Born Yesterday, first performed in 1946, is a story that focuses on political corruption, corporate interests twisting the democratic process for their own ends, agenda-driven journalists, and a call to shed one's apathy and take control of a government that, ideally, exists to serve us all. The more things change.BWW Review: Theatreworks' Haunting New Adaptation of GHOSTS October 26, 2015
Murray Ross' adaptation of Ghosts distills Henrik Ibsen's three-act play into a brisk, intermission-free 100 minutes. A concession to shorter attention spans? Perhaps, but Ross' primary focus here is maintaining an uninterrupted pace as the events of the play hurtle towards their inevitable tragedy, brought about by a past long-concealed but ultimately inescapable.BWW Review: Into the Twists and Turns of SET's LONESOME HOLLOW October 23, 2015
If you've ever walked a Chartres labyrinth, you know they can be deceptive. Your path skirts the center, but you've barely started; it looks like you're on the way out when you're really heading further in. Which makes a labyrinth a fitting metaphor for both the play Lonesome Hollow and its eponymous town: twisting, deceptive, and with monsters lurking around the corner.Bww Review: FAC's WAIT UNTIL DARK an Engrossing Thriller October 18, 2015
Vampires, slasher killers, and paranormal activity are all well and good, but for my money nothing beats the chills of a good suspense story. Uncertainty and the fear of the unknown are immensely engrossing narrative devices, compelling you to follow along even as you dread what might come next. So Wait Until Dark is, for me, the ideal Halloween experience: a tense, unsettling thriller rooted in relatable fears and all-too-human monsters.BWW Review: FAC's ELEPHANT AND PIGGIE Good, Silly Fun October 16, 2015
It is my not-very-humble opinion that Mo Willems' Elephant and Piggie series ranks among the best early reader books available. The pachyderm-and-porcine duo gallivant through a series of adventures in the same spirit Dr. Seuss first embraced when he started writing about felines and their headgear: all readers, regardless of age or ability level, deserve to be entertained. Elephant and Piggie's 'We Are in a Play!', the Fine Arts Center's current second stage production, takes that commitment to entertainment and runs with it in sixty minutes of lighthearted silliness, parties, dancing, unexpected drama, and good times with best friends.BWW Review: SINGIN' IN THE RAIN with Inspire Creative September 28, 2015
It's hard not to smile at Singin' in the Rain; it's one of those shows where even the characters seem to be enjoying themselves.
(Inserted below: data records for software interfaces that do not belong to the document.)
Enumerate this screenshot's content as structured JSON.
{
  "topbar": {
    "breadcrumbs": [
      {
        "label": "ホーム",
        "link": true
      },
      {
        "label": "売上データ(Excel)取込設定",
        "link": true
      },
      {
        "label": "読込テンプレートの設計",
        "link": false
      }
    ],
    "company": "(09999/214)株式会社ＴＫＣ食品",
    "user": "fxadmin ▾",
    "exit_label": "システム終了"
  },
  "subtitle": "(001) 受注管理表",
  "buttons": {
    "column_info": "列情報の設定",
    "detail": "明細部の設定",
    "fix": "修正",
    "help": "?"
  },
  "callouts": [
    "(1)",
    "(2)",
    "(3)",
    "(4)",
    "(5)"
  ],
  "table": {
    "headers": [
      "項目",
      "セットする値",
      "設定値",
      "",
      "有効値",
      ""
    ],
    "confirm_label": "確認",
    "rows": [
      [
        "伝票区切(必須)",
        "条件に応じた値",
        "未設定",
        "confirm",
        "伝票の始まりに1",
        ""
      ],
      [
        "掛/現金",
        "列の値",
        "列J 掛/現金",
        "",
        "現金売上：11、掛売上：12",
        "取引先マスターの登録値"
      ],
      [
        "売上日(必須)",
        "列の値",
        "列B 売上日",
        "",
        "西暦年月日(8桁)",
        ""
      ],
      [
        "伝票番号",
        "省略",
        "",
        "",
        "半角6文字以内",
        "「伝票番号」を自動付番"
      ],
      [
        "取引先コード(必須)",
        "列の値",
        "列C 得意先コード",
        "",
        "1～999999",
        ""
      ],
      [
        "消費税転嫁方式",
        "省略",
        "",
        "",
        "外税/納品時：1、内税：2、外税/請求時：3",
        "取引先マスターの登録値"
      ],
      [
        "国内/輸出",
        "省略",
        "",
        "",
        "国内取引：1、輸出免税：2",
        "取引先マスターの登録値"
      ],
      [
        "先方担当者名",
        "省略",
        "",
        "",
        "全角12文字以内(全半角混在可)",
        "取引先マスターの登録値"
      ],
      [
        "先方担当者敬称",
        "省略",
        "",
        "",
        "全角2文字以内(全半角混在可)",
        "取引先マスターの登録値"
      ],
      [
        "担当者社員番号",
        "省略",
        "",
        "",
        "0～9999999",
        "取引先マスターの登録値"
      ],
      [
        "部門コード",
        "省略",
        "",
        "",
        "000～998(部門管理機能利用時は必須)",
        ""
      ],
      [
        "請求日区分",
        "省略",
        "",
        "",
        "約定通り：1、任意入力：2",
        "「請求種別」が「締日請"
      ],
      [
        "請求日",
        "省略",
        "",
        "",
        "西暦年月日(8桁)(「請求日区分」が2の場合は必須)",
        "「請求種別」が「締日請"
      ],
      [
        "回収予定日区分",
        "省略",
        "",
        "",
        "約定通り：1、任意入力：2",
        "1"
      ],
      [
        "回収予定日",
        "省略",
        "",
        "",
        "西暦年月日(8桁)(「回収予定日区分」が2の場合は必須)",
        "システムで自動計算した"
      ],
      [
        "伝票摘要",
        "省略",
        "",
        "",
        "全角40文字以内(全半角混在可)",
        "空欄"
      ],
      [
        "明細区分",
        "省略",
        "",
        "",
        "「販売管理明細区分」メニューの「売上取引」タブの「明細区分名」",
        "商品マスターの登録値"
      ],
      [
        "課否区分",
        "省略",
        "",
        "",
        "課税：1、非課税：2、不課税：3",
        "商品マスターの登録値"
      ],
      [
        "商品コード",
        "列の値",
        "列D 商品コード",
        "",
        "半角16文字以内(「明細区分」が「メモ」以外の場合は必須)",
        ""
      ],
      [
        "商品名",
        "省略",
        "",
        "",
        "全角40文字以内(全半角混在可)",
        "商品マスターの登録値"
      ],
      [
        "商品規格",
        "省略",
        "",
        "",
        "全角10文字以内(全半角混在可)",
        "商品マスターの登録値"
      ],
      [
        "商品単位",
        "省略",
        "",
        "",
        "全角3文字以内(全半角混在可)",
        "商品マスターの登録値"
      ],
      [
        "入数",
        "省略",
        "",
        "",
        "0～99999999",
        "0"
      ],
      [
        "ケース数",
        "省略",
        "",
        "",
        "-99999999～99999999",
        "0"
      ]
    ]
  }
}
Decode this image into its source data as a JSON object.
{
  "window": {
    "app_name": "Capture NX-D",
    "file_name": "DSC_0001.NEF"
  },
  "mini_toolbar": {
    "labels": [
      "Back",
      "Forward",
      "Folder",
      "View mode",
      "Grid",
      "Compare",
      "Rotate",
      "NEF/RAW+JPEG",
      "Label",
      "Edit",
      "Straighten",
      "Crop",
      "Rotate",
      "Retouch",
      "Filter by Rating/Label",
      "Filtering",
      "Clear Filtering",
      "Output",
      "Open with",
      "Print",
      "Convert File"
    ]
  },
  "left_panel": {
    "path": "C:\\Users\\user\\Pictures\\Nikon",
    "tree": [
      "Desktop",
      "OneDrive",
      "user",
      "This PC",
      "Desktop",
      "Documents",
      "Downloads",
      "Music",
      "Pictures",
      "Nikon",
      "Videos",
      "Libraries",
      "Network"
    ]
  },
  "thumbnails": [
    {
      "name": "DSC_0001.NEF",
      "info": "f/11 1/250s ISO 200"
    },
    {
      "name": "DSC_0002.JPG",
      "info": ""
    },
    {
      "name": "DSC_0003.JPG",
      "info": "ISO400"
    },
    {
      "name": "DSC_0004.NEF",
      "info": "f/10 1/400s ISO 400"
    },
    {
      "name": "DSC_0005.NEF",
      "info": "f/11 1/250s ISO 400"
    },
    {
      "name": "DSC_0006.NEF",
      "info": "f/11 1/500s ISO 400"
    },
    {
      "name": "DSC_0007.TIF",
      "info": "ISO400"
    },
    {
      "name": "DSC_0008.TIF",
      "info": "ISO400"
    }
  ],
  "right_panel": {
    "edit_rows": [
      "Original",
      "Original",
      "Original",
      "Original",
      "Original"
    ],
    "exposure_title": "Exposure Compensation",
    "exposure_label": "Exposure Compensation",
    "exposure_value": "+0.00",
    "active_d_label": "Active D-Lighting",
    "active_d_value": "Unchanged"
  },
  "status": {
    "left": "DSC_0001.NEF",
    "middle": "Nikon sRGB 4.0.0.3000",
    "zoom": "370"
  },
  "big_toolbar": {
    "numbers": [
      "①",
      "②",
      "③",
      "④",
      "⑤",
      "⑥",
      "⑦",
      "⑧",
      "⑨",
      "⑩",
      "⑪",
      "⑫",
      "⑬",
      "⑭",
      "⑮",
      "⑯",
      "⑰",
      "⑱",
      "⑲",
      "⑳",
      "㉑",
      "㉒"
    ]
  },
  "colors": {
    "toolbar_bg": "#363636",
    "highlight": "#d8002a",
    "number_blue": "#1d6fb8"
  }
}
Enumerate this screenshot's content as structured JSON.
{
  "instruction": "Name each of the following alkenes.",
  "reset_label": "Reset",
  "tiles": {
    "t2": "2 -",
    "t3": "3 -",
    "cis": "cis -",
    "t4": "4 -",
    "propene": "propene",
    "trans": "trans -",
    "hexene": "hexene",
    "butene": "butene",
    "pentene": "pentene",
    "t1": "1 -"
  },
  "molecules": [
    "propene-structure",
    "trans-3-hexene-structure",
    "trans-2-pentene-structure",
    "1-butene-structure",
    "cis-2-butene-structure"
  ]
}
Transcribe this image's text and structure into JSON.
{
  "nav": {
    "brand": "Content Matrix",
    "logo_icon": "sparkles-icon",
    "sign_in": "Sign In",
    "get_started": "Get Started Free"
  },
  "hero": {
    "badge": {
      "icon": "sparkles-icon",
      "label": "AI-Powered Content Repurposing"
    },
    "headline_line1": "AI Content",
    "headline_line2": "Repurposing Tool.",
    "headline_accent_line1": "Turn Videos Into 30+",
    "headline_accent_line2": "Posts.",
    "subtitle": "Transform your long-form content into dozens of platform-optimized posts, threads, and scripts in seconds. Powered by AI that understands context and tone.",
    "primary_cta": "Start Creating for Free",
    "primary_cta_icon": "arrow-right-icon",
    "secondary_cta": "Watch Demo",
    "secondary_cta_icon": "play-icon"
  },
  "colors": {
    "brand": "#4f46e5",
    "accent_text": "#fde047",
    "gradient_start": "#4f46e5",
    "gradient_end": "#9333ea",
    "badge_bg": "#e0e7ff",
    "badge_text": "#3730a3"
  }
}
The joyous, energetic dance numbers, the witty one-liners, a delightfully nasty villainess, and the sparkling Hollywood glamour all make for a very good time.BWW Review: Brutal Sophistication with Theatreworks' PRIVATE LIVES September 13, 2015
Written just over forty years ago, Jane Chambers' A Late Snow shouldn't be controversial anymore. Yet here it is, 2015, and the church I drive past on the way to the store has a sign out front declaring, 'DON'T GIVE IN TO THE HOMOSEXUAL AGENDA,' so it's safe to say that SET's latest production will raise eyebrows in some circles of Colorado Springs.